Below are some entries; set them all down exactly.

(Saved data entries)
=== Begin Enclosure ===
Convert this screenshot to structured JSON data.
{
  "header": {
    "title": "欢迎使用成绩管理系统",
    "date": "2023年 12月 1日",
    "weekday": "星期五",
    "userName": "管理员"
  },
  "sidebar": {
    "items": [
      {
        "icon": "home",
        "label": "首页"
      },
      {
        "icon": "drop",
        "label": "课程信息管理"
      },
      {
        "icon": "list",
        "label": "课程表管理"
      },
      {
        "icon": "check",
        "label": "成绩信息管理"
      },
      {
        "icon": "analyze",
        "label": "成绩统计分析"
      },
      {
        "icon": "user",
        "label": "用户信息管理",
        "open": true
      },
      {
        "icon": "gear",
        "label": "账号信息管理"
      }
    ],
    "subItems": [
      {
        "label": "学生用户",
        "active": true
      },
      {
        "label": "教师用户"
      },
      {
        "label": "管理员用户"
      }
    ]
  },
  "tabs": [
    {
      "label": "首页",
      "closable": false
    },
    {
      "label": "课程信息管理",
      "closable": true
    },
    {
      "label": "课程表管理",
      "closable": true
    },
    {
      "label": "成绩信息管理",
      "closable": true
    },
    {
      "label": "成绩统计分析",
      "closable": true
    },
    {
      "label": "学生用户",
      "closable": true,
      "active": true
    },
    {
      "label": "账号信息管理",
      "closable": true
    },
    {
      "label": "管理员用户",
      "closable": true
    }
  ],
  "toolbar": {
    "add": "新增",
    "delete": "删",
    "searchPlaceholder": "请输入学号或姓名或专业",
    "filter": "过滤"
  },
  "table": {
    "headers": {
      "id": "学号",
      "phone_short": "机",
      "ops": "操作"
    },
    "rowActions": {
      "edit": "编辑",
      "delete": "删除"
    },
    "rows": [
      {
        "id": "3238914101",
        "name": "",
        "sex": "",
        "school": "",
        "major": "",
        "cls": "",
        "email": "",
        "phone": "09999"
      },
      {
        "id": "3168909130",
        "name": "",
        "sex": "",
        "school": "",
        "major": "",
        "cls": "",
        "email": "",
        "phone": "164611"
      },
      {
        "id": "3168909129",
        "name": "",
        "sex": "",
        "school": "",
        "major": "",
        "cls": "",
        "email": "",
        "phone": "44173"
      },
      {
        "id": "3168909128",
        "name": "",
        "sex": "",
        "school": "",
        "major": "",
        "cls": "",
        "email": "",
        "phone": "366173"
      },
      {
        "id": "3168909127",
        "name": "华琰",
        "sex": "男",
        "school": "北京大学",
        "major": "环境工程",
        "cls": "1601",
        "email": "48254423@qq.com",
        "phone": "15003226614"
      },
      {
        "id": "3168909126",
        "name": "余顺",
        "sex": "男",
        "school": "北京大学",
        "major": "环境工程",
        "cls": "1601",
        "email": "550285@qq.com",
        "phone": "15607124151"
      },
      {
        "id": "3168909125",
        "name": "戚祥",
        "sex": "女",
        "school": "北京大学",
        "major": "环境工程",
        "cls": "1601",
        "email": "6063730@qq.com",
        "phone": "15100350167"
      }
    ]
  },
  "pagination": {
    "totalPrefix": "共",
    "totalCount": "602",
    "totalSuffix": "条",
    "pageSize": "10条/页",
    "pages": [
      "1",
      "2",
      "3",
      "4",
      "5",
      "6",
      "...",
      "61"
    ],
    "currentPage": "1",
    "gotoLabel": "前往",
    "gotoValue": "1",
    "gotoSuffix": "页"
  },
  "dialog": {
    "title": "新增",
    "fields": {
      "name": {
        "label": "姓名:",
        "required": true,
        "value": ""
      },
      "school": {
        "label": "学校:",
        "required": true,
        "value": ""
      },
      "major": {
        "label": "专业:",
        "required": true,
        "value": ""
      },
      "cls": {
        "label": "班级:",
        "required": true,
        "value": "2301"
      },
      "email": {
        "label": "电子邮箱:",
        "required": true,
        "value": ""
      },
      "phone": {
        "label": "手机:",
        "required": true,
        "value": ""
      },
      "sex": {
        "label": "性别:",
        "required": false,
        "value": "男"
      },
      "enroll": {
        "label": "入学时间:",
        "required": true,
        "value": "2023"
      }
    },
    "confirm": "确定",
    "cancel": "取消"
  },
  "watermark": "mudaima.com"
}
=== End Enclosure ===
**Reply:**
Convert this screenshot to structured JSON data.
{
  "header": {
    "title": "欢迎使用成绩管理系统",
    "date": "2023年 12月 1日",
    "weekday": "星期五",
    "userName": "管理员"
  },
  "sidebar": {
    "items": [
      {
        "icon": "home",
        "label": "首页"
      },
      {
        "icon": "drop",
        "label": "课程信息管理"
      },
      {
        "icon": "list",
        "label": "课程表管理"
      },
      {
        "icon": "check",
        "label": "成绩信息管理"
      },
      {
        "icon": "analyze",
        "label": "成绩统计分析"
      },
      {
        "icon": "user",
        "label": "用户信息管理",
        "open": true
      },
      {
        "icon": "gear",
        "label": "账号信息管理"
      }
    ],
    "subItems": [
      {
        "label": "学生用户",
        "active": true
      },
      {
        "label": "教师用户"
      },
      {
        "label": "管理员用户"
      }
    ]
  },
  "tabs": [
    {
      "label": "首页",
      "closable": false
    },
    {
      "label": "课程信息管理",
      "closable": true
    },
    {
      "label": "课程表管理",
      "closable": true
    },
    {
      "label": "成绩信息管理",
      "closable": true
    },
    {
      "label": "成绩统计分析",
      "closable": true
    },
    {
      "label": "学生用户",
      "closable": true,
      "active": true
    },
    {
      "label": "账号信息管理",
      "closable": true
    },
    {
      "label": "管理员用户",
      "closable": true
    }
  ],
  "toolbar": {
    "add": "新增",
    "delete": "删",
    "searchPlaceholder": "请输入学号或姓名或专业",
    "filter": "过滤"
  },
  "table": {
    "headers": {
      "id": "学号",
      "phone_short": "机",
      "ops": "操作"
    },
    "rowActions": {
      "edit": "编辑",
      "delete": "删除"
    },
    "rows": [
      {
        "id": "3238914101",
        "name": "",
        "sex": "",
        "school": "",
        "major": "",
        "cls": "",
        "email": "",
        "phone": "09999"
      },
      {
        "id": "3168909130",
        "name": "",
        "sex": "",
        "school": "",
        "major": "",
        "cls": "",
        "email": "",
        "phone": "164611"
      },
      {
        "id": "3168909129",
        "name": "",
        "sex": "",
        "school": "",
        "major": "",
        "cls": "",
        "email": "",
        "phone": "44173"
      },
      {
        "id": "3168909128",
        "name": "",
        "sex": "",
        "school": "",
        "major": "",
        "cls": "",
        "email": "",
        "phone": "366173"
      },
      {
        "id": "3168909127",
        "name": "华琰",
        "sex": "男",
        "school": "北京大学",
        "major": "环境工程",
        "cls": "1601",
        "email": "48254423@qq.com",
        "phone": "15003226614"
      },
      {
        "id": "3168909126",
        "name": "余顺",
        "sex": "男",
        "school": "北京大学",
        "major": "环境工程",
        "cls": "1601",
        "email": "550285@qq.com",
        "phone": "15607124151"
      },
      {
        "id": "3168909125",
        "name": "戚祥",
        "sex": "女",
        "school": "北京大学",
        "major": "环境工程",
        "cls": "1601",
        "email": "6063730@qq.com",
        "phone": "15100350167"
      }
    ]
  },
  "pagination": {
    "totalPrefix": "共",
    "totalCount": "602",
    "totalSuffix": "条",
    "pageSize": "10条/页",
    "pages": [
      "1",
      "2",
      "3",
      "4",
      "5",
      "6",
      "...",
      "61"
    ],
    "currentPage": "1",
    "gotoLabel": "前往",
    "gotoValue": "1",
    "gotoSuffix": "页"
  },
  "dialog": {
    "title": "新增",
    "fields": {
      "name": {
        "label": "姓名:",
        "required": true,
        "value": ""
      },
      "school": {
        "label": "学校:",
        "required": true,
        "value": ""
      },
      "major": {
        "label": "专业:",
        "required": true,
        "value": ""
      },
      "cls": {
        "label": "班级:",
        "required": true,
        "value": "2301"
      },
      "email": {
        "label": "电子邮箱:",
        "required": true,
        "value": ""
      },
      "phone": {
        "label": "手机:",
        "required": true,
        "value": ""
      },
      "sex": {
        "label": "性别:",
        "required": false,
        "value": "男"
      },
      "enroll": {
        "label": "入学时间:",
        "required": true,
        "value": "2023"
      }
    },
    "confirm": "确定",
    "cancel": "取消"
  },
  "watermark": "mudaima.com"
}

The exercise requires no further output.